WHAT THE TASK REQUIRES:
Scan the entries line by line and return those with "selected".
»»
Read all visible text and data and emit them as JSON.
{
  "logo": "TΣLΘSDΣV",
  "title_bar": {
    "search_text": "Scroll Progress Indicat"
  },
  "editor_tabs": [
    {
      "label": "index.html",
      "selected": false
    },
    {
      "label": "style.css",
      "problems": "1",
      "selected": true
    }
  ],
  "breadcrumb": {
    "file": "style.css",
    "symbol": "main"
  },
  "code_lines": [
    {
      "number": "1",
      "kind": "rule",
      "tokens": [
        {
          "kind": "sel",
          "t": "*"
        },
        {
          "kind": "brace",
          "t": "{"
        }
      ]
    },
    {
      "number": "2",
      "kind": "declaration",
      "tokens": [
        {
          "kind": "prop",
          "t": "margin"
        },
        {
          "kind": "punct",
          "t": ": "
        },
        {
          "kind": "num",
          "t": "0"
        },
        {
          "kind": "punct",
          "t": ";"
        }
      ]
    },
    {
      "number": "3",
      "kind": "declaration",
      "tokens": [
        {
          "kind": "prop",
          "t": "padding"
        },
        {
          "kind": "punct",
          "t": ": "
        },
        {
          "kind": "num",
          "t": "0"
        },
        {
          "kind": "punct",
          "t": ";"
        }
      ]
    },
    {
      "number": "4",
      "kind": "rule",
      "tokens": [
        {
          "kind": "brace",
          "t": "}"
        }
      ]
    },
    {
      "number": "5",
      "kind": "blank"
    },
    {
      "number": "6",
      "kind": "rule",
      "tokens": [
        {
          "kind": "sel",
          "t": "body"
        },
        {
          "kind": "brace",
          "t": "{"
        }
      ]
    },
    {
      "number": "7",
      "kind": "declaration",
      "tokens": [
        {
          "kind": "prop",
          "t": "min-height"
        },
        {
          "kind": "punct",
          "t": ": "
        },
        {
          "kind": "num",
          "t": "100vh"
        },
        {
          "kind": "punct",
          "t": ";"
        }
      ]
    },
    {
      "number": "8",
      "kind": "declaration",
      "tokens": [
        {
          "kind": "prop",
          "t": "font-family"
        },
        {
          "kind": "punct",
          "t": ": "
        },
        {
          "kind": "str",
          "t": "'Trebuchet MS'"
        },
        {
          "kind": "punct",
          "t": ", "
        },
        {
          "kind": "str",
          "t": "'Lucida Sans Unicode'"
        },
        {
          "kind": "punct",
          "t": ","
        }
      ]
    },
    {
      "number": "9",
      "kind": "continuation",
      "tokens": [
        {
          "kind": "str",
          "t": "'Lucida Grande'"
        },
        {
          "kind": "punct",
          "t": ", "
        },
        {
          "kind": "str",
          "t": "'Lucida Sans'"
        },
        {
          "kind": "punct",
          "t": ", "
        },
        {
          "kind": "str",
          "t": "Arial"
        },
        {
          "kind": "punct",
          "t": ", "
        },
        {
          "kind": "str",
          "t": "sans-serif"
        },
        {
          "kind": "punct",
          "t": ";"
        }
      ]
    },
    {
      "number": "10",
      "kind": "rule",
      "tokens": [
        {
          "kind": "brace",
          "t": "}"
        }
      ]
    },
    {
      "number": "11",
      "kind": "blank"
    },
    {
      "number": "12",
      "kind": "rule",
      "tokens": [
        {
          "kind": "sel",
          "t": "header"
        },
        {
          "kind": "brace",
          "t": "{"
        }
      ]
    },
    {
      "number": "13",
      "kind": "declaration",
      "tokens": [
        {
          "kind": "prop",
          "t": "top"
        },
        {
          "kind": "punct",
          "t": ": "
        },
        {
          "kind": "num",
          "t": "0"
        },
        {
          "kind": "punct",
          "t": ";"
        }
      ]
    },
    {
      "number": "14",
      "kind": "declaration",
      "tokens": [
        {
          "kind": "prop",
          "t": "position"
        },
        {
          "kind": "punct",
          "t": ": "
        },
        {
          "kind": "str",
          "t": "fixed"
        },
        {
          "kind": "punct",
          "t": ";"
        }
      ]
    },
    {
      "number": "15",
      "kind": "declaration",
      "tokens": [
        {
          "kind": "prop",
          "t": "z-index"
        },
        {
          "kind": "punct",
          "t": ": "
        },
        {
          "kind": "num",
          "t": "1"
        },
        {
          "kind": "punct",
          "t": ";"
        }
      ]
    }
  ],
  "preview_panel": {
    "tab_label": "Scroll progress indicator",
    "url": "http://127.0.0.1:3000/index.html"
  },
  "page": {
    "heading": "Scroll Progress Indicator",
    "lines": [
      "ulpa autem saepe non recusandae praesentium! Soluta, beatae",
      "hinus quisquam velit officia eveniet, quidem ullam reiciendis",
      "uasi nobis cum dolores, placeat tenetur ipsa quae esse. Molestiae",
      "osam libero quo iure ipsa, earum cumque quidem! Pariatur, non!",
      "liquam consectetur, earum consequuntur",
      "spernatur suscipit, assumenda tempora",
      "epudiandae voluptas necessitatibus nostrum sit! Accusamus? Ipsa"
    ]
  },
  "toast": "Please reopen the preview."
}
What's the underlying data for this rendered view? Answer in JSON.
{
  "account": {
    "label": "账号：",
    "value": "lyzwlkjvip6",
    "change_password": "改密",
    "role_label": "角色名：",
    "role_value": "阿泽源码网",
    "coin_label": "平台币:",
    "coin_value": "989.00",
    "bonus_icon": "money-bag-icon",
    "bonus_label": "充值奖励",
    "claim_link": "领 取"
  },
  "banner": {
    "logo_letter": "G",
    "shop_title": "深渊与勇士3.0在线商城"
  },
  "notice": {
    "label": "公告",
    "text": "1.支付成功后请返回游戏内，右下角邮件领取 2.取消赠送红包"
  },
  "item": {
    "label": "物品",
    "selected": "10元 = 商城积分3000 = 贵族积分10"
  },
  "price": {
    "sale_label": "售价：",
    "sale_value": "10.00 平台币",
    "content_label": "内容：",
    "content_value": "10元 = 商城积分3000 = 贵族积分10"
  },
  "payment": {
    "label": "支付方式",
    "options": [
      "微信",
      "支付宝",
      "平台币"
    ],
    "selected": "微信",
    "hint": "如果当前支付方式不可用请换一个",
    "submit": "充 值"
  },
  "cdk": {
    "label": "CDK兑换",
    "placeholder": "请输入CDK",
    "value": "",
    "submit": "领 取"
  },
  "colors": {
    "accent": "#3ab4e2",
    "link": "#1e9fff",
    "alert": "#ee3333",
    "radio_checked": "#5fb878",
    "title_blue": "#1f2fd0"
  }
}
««
EXERCISE ANSWER:
      "selected": false
      "selected": true
    "selected": "10元 = 商城积分3000 = 贵族积分10"
    "selected": "微信",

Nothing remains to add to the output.